* Exercise goal: Find the lines below holding the word "task" and copy each of them.

* Dataset records:
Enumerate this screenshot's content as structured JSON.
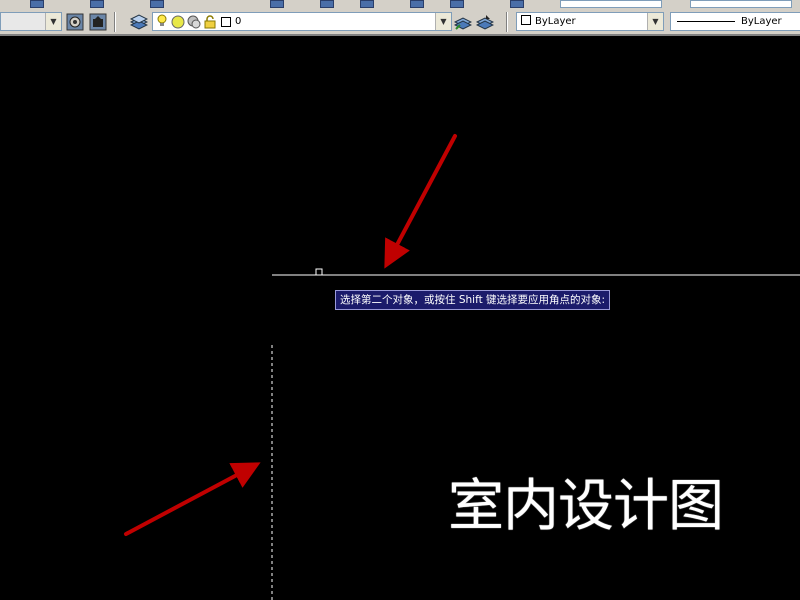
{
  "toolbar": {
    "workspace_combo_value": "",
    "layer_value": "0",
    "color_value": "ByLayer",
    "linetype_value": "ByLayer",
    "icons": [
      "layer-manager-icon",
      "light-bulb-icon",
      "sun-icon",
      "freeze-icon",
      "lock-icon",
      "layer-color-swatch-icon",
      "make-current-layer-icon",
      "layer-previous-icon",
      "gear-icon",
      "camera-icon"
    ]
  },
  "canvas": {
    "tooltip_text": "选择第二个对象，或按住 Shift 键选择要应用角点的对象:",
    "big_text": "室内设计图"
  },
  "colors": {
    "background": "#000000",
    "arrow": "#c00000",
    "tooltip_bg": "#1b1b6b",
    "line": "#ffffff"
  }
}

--

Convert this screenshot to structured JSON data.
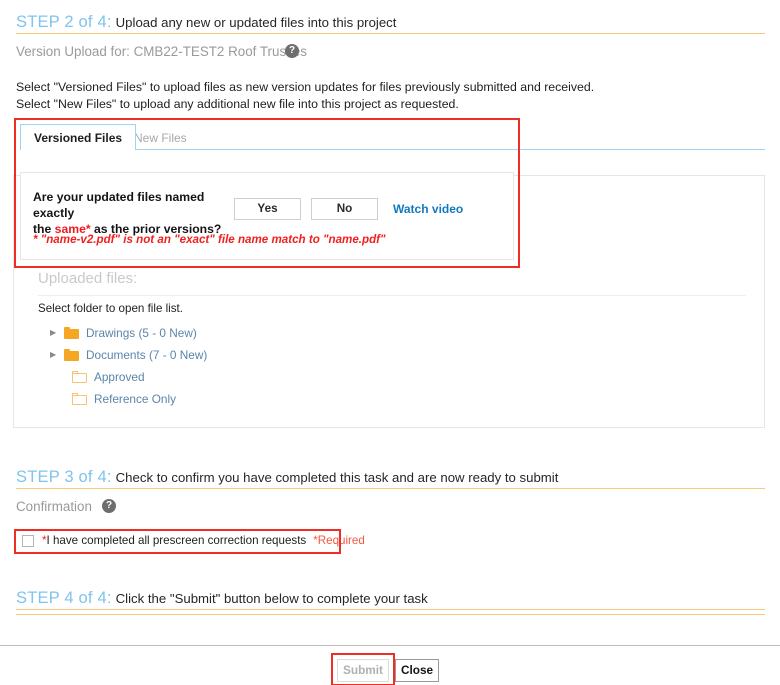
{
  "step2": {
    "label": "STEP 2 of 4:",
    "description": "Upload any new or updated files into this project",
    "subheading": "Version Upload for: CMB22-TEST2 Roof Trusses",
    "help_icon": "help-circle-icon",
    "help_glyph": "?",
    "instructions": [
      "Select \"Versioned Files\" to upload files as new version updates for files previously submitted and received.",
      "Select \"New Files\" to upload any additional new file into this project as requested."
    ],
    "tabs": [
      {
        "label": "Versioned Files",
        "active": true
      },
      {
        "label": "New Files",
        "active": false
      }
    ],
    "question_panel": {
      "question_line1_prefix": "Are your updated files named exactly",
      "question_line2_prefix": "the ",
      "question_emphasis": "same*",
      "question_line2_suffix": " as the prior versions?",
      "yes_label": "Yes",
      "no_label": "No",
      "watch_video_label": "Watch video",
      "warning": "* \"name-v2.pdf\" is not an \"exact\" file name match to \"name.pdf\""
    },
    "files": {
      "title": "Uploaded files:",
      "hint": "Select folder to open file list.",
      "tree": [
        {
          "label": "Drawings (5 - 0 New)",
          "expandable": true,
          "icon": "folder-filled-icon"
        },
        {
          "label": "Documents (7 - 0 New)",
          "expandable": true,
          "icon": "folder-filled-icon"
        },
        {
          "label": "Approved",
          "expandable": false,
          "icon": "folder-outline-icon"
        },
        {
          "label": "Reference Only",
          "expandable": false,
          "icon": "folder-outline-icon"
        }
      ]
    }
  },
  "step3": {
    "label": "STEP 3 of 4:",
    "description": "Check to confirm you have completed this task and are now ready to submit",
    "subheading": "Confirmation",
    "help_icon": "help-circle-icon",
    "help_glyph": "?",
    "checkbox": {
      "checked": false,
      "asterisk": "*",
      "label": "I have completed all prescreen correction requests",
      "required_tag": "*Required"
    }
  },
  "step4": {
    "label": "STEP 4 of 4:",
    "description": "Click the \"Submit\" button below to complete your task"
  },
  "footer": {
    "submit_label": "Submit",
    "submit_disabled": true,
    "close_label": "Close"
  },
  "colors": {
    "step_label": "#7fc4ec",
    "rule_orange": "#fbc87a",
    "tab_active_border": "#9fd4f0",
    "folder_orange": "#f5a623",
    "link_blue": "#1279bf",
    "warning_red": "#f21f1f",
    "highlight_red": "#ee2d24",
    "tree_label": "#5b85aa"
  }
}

* Written solution:
    "description": "Check to confirm you have completed this task and are now ready to submit",
    "description": "Click the \"Submit\" button below to complete your task"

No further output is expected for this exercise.